In total, SCAS ambulances spent 1,984 excessive hours waiting around at the hospitals it serves, which equates to 2.7 ambulances effectively being out of action for the entire month, the information obtained by the BBC under the Freedom of Information Act revealed.
Director of patient care at SACS Fizz Thompson told the Free Press: “Patient safety is our top priority. SCAS would never leave a patient without an appropriate clinical handover to hospital clinical staff.
“When we have ambulances queuing at hospital it means that our crews have to look after patients on trolleys in the Emergency Department (ED).
“On occasion, ambulances can wait for a considerable time at hospital because of capacity problems within that ED and when they do, they are unavailable to respond to 999 medical emergencies.
“SCAS has, in partnership with hospitals across the South Central Region, developed contingency plans to ease patient flows and to free up ambulance resources delayed at hospital.
“Multi cot vehicles and marquees may be used in exceptional circumstances, for example if there is no physical room left for us to queue inside the Emergency Department, or if the trust is faced with a major incident.
“We may have to do this in order to release ambulances to respond to 999 emergencies in the community.”

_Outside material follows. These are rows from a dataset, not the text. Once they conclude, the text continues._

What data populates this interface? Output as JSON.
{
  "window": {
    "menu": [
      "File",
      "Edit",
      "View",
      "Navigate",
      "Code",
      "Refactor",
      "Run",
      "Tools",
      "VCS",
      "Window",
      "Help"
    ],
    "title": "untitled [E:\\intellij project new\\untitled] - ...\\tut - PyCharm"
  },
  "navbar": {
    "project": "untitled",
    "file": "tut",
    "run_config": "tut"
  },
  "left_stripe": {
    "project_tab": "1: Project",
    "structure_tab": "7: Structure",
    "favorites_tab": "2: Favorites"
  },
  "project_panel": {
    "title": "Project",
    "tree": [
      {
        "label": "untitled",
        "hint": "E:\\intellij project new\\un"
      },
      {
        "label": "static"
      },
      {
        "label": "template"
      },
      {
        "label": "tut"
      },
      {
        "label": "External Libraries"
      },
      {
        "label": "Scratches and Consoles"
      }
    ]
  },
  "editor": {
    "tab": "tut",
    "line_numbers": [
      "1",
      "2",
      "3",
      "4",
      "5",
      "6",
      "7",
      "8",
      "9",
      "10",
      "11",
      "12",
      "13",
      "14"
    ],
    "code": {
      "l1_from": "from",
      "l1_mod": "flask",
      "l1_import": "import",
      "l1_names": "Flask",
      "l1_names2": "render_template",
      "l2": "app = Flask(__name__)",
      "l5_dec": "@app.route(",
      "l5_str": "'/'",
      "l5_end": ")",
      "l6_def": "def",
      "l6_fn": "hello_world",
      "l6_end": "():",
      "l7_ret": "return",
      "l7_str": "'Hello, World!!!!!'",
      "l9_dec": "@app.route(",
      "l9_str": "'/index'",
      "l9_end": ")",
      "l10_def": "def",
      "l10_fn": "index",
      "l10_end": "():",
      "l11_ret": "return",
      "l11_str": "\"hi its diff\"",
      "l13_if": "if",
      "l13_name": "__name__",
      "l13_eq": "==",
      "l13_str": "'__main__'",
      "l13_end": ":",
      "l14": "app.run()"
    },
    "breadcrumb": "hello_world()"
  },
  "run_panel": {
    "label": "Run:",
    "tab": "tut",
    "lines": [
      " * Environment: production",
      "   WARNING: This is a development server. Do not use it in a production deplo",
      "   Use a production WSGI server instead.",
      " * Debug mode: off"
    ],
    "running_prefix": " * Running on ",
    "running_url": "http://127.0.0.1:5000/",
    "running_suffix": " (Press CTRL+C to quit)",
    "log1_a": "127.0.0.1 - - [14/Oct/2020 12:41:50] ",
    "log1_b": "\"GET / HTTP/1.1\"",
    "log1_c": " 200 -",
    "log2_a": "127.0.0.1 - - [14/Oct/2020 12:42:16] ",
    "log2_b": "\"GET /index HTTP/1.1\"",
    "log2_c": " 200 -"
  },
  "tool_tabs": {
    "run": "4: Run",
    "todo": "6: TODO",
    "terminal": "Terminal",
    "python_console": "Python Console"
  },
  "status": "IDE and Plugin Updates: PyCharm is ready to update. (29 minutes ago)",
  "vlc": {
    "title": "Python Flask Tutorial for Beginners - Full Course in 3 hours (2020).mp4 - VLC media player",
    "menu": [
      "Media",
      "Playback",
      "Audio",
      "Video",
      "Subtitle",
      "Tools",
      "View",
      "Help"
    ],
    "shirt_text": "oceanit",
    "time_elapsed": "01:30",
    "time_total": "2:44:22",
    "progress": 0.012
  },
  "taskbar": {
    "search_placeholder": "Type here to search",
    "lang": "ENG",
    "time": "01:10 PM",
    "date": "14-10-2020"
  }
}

The deputy NHS chief executive David Flory wrote an open letter to health chiefs in June over concerns of ambulance to A&E handovers.
In the letter, he said he “expected” patients to be transferred from the care of ambulance crews to hospital staff within 15 minutes.
The letter states: “There is increasing concern about the ongoing problem of patient handovers from ambulances to hospitals.
“While this is not a widespread problem, the unacceptably long handover times in a number of places is sufficient to warrant our focused attention.
“There should be no doubt the delays have an adverse impact on patients’ experience of the service and may increase risk to patient safety.
“We must therefore take a “zero tolerance” approach to handover delays, and recognise that there is a joint responsibility on ambulance and hospital trusts to ensure such delays are minimised.”
Mr Flory went on to state he had encouraged appropriate action to be taken against organisations where patient transfers were problematic.